This photo of Times Square under construction was taken in 1903 by an unknown photographer. The narrow building being constructed in the center of the photo was designed by architects Cyrus L.W. Eidlitz and Andrew C. McKenzie to serve as the headquarters for The New York Times.
After completion of the building in 1904, The New York Times thought it would be a great idea to stage a massive New Year’s Eve fireworks display to celebrate. Only problem was, fireworks were outlawed in New York and it would be illegal. Fortunately, The New York Times‘ chief electrician Walter Palmer came up with the idea to drop a lighted ball from the top of the tower instead. Although not nearly as exciting as fireworks, the first New Years Eve ball drop in Times Square attracted roughly 200,000 people.
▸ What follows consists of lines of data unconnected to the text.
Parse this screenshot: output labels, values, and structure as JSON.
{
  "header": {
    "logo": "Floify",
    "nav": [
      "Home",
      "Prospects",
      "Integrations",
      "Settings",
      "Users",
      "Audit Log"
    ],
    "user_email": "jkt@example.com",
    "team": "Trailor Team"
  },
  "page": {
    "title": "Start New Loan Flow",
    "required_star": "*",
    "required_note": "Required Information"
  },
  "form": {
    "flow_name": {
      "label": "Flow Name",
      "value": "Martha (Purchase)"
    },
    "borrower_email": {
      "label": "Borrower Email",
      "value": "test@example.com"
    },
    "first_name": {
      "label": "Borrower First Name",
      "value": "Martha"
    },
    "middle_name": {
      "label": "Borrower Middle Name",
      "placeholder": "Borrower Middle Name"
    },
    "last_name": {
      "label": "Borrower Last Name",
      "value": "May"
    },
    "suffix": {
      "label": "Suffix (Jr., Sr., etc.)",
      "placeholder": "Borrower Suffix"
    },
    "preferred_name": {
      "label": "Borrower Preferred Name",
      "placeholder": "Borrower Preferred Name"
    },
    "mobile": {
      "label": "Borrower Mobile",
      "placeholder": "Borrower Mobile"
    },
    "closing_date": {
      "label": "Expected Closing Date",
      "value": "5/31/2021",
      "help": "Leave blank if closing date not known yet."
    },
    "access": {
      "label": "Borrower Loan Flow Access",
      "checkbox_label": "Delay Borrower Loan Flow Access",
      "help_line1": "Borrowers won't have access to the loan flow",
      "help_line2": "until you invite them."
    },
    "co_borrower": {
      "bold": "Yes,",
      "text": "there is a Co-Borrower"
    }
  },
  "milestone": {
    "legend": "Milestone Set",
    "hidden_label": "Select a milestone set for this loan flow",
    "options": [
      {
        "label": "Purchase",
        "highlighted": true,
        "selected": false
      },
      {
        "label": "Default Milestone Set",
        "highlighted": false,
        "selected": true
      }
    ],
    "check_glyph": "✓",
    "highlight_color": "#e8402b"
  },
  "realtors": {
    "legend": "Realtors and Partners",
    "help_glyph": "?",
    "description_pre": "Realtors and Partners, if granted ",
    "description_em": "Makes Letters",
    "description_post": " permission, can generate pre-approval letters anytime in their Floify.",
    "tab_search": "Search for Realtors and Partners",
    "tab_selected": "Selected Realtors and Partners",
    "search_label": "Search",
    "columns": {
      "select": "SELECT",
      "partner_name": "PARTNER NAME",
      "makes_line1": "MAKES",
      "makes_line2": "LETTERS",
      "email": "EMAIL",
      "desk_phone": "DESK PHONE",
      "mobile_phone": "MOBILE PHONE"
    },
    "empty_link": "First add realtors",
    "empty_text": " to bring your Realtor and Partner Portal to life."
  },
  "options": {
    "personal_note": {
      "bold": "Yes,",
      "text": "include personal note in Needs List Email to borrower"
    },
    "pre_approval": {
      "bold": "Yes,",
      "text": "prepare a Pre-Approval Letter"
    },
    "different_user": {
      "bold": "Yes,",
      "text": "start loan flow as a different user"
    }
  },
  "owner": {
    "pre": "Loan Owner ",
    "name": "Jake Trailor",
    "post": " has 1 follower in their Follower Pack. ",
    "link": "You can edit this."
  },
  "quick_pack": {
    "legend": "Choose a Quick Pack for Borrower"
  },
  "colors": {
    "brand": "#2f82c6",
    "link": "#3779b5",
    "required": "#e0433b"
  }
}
The New York Times didn’t stay long in their fancy new building and stayed only ten years before moving into an annex with larger space.
The building on the right with the gold signage is Hammerstein’s Victoria Theatre of Varieties. At the time of this photo, Willie Hammerstein had taken over management of the theater from his father and began to book various unknown performers of all kinds. Willie kept the ticket prices low and gave unknown illusionists, exotic dancers, comedians and performers of all kinds a venue for showing their talents to the masses. The low-brow vaudeville acts, dark humor and cheap ticket prices drew in large crowds and the Victoria Theatre became the most popular vaudeville venue in New York.
It has been awhile since I posted a new colorization. Not only is the colorization process time consuming, but I have also been quite busy with photo editing and retouching projects for several editorial publications. Now that the brunt of that work load is complete, I anticipate having much more time to share some of my photo colorization work here on Metacolor.